Let us leave this place where the smoke blows black And the dark street winds and bends.
These lines give us details about the world where there is sidewalk, and so far, that world does not sound pleasant at all.
The speaker is including us, his readers, in his invitation to leave the world where there is sidewalk, the world in which we live our everyday lives.
If you live anywhere near a city, you'll probably have an idea of the kind of smoke he's talking about. It blows black out of factories, chimneys, car and truck exhaust pipes, and grimes up everything from the sidewalks to the inside of your nostrils. Yuck..
Line 7 is in direct contrast to line 6: what would you choose, black smoke, or peppermint wind? The choice is made pretty easy for us readers.
And of course, Silverstein pops in another dose of alliteration with the phrase "blows black." Does this have the same effect as the alliteration in line three?
Saying it this way (instead of the "black smoke blows") also puts stress on the word black, which emphasizes the darkness of this place.
Line 8 continues to give details about the world we're being encouraged to leave. Not only is there gross black smoke, there are dark streets, probably lined by sidewalk.
The street winds and bends, and we're guessing there's some new scary darkness around every corner. This description makes us want to leave the city streets to go to a place where there are no scary winding and bending roads, but where the whole horizon is open to be fearlessly explored.
Line 8 opens up all kinds of metaphorical meanings for us. Streets and roads are often used as metaphors for the future. Perhaps, this line is hinting that unless we get out of the place where the smoke blows black our lives will be full of dark twists and turns.
And how about this?
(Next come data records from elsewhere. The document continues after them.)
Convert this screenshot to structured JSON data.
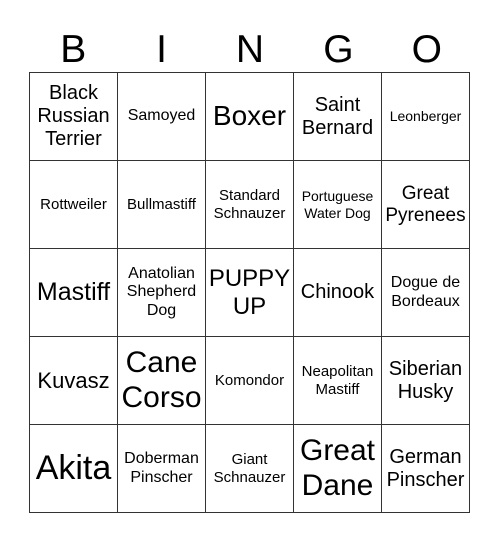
{
  "header": [
    "B",
    "I",
    "N",
    "G",
    "O"
  ],
  "cells": [
    [
      {
        "t": "Black Russian Terrier",
        "s": 20
      },
      {
        "t": "Samoyed",
        "s": 16
      },
      {
        "t": "Boxer",
        "s": 28
      },
      {
        "t": "Saint Bernard",
        "s": 20
      },
      {
        "t": "Leonberger",
        "s": 14
      }
    ],
    [
      {
        "t": "Rottweiler",
        "s": 15
      },
      {
        "t": "Bullmastiff",
        "s": 15
      },
      {
        "t": "Standard Schnauzer",
        "s": 15
      },
      {
        "t": "Portuguese Water Dog",
        "s": 14
      },
      {
        "t": "Great Pyrenees",
        "s": 19
      }
    ],
    [
      {
        "t": "Mastiff",
        "s": 25
      },
      {
        "t": "Anatolian Shepherd Dog",
        "s": 16
      },
      {
        "t": "PUPPY UP",
        "s": 24
      },
      {
        "t": "Chinook",
        "s": 20
      },
      {
        "t": "Dogue de Bordeaux",
        "s": 16
      }
    ],
    [
      {
        "t": "Kuvasz",
        "s": 22
      },
      {
        "t": "Cane Corso",
        "s": 30
      },
      {
        "t": "Komondor",
        "s": 15
      },
      {
        "t": "Neapolitan Mastiff",
        "s": 15
      },
      {
        "t": "Siberian Husky",
        "s": 20
      }
    ],
    [
      {
        "t": "Akita",
        "s": 34
      },
      {
        "t": "Doberman Pinscher",
        "s": 16
      },
      {
        "t": "Giant Schnauzer",
        "s": 15
      },
      {
        "t": "Great Dane",
        "s": 30
      },
      {
        "t": "German Pinscher",
        "s": 20
      }
    ]
  ]
}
The word "winds" in line 8, sure does look a lot like the word "wind" in line 6. But they have totally different meanings. Do you think this was intentional on the poet's part? Why?
Past the pits where the asphalt flowers grow
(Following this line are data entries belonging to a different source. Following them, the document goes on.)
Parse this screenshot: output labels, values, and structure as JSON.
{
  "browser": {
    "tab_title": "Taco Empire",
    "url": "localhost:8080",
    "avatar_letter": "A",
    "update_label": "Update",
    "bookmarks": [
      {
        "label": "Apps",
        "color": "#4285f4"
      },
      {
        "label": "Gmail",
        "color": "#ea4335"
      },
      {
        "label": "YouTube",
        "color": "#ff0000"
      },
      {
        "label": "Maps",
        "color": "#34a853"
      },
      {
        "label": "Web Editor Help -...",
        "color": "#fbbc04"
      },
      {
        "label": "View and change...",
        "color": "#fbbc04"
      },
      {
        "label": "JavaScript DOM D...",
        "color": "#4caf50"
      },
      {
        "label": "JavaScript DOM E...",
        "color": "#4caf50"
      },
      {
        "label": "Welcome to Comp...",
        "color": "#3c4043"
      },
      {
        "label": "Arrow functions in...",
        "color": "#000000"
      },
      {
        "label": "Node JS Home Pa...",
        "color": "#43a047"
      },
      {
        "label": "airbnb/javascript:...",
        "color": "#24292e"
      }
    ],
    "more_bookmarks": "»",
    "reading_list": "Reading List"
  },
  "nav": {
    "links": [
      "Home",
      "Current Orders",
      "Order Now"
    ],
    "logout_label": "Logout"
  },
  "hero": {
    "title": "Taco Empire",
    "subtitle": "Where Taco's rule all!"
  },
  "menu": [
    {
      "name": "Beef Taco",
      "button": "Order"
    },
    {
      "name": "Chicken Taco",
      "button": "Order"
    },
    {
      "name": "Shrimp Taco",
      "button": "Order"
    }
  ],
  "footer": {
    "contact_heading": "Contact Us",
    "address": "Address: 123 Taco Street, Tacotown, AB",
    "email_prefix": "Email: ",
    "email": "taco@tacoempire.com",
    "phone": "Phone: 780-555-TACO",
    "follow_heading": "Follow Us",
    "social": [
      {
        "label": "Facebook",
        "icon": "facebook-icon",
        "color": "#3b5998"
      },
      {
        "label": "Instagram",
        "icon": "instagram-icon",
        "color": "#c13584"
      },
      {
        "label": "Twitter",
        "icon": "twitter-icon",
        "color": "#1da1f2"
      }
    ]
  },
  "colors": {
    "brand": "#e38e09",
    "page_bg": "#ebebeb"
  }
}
This line shows us even more of the dark beauty of the world we're in, the world the speaker wants us to journey beyond.
There are pits here, and in these pits, there are "asphalt flowers." We can imagine a lone flower sticking up through the asphalt – something beautiful in this paved, industrial, yucky world.
Check out the repetition of the p and t sounds in "past the pits" and "asphalt." Yep, this poem is just as fun to read aloud as it is to imagine silently.
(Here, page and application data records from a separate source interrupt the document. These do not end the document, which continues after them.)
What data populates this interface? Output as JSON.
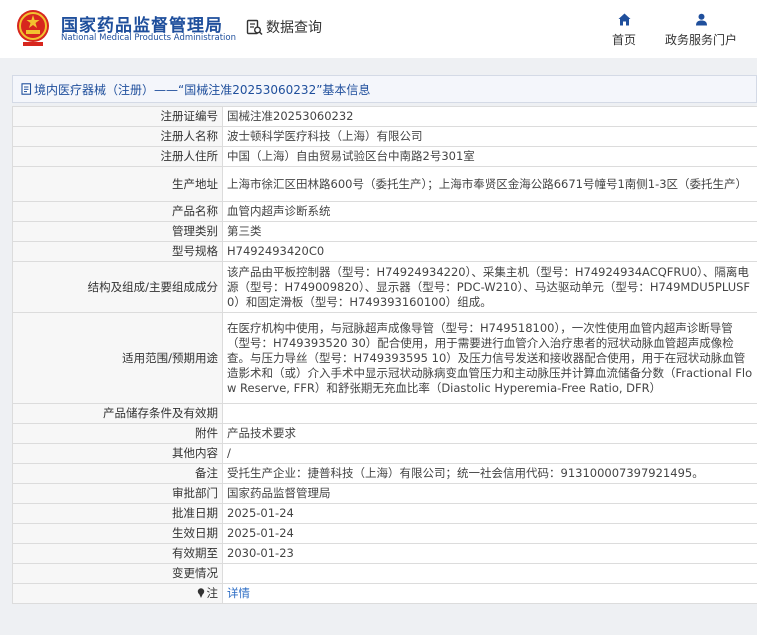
{
  "header": {
    "logo_cn": "国家药品监督管理局",
    "logo_en": "National Medical Products Administration",
    "search_label": "数据查询",
    "nav_home": "首页",
    "nav_gov": "政务服务门户"
  },
  "breadcrumb": "境内医疗器械（注册）——“国械注准20253060232”基本信息",
  "rows": [
    {
      "label": "注册证编号",
      "value": "国械注准20253060232"
    },
    {
      "label": "注册人名称",
      "value": "波士顿科学医疗科技（上海）有限公司"
    },
    {
      "label": "注册人住所",
      "value": "中国（上海）自由贸易试验区台中南路2号301室"
    },
    {
      "label": "生产地址",
      "value": "上海市徐汇区田林路600号（委托生产）；上海市奉贤区金海公路6671号幢号1南侧1-3区（委托生产）"
    },
    {
      "label": "产品名称",
      "value": "血管内超声诊断系统"
    },
    {
      "label": "管理类别",
      "value": "第三类"
    },
    {
      "label": "型号规格",
      "value": "H7492493420C0"
    },
    {
      "label": "结构及组成/主要组成成分",
      "value": "该产品由平板控制器（型号：H74924934220）、采集主机（型号：H74924934ACQFRU0）、隔离电源（型号：H749009820）、显示器（型号：PDC-W210）、马达驱动单元（型号：H749MDU5PLUSF0）和固定滑板（型号：H749393160100）组成。"
    },
    {
      "label": "适用范围/预期用途",
      "value": "在医疗机构中使用，与冠脉超声成像导管（型号：H749518100），一次性使用血管内超声诊断导管（型号：H749393520 30）配合使用，用于需要进行血管介入治疗患者的冠状动脉血管超声成像检查。与压力导丝（型号：H749393595 10）及压力信号发送和接收器配合使用，用于在冠状动脉血管造影术和（或）介入手术中显示冠状动脉病变血管压力和主动脉压并计算血流储备分数（Fractional Flow Reserve, FFR）和舒张期无充血比率（Diastolic Hyperemia-Free Ratio, DFR）"
    },
    {
      "label": "产品储存条件及有效期",
      "value": ""
    },
    {
      "label": "附件",
      "value": "产品技术要求"
    },
    {
      "label": "其他内容",
      "value": "/"
    },
    {
      "label": "备注",
      "value": "受托生产企业：捷普科技（上海）有限公司；统一社会信用代码：913100007397921495。"
    },
    {
      "label": "审批部门",
      "value": "国家药品监督管理局"
    },
    {
      "label": "批准日期",
      "value": "2025-01-24"
    },
    {
      "label": "生效日期",
      "value": "2025-01-24"
    },
    {
      "label": "有效期至",
      "value": "2030-01-23"
    },
    {
      "label": "变更情况",
      "value": ""
    },
    {
      "label": "注",
      "value": "详情"
    }
  ],
  "colors": {
    "brand_blue": "#1f4f9c",
    "link_blue": "#2b6cc4",
    "emblem_red": "#d7261e",
    "emblem_gold": "#f2c230"
  },
  "icons": [
    "emblem-icon",
    "search-doc-icon",
    "home-icon",
    "user-icon",
    "document-icon",
    "pin-icon"
  ]
}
We're starting to notice that Silverstein's quite the alliterative guy. Why do you think he uses that tool so much?
Also, remember that as we're hearing about this asphalt world, we're being urged to go beyond it, to leave it far behind.
We shall walk with a walk that is measured and slow,
This line is telling us exactly how we're going to get past the asphalt pits and black smoke to the world where the sidewalk ends – by walking slowly.
Note how the word walk is repeated in this line. Now, that's no mistake on our speaker's part, but it might have to be read aloud to be fully appreciated. Imagine the slap of footsteps on pavement with each beat of this line, the repetition of the word "walk" giving us the rhythm of this slow pace.
Plus, it's yet another example of alliteration, especially when you toss in "we" and "with."
And watch where the chalk-white arrows go To the place where the sidewalk ends.
In case we've been dragged too deeply into the scary world of the previous lines, these lines remind us that we're heading to where the sidewalk ends. Whew.
We're also told that we can get there by following arrows: we'll watch the arrows as we walk and they'll bring us to where we need to be.
These arrows are chalk-white, which is more a description of the color than an explanation of how they are made. At least, that's all we can know from this line. So, while the arrows may or may not be drawn in chalk, they look like they are.
At any rate, when we think of chalk drawings, we think of children, making designs and scribbling with chalk on pavement, turning a black street or gray sidewalk into a canvas.
And here comes the kicker: the last line of the stanza is a repetition, slightly altered, of the title and the first line. This line is becoming a rhythmic refrain, reminding us of the most important part of this poem, our ultimate destination: the place of wonder away from all the icky pavement.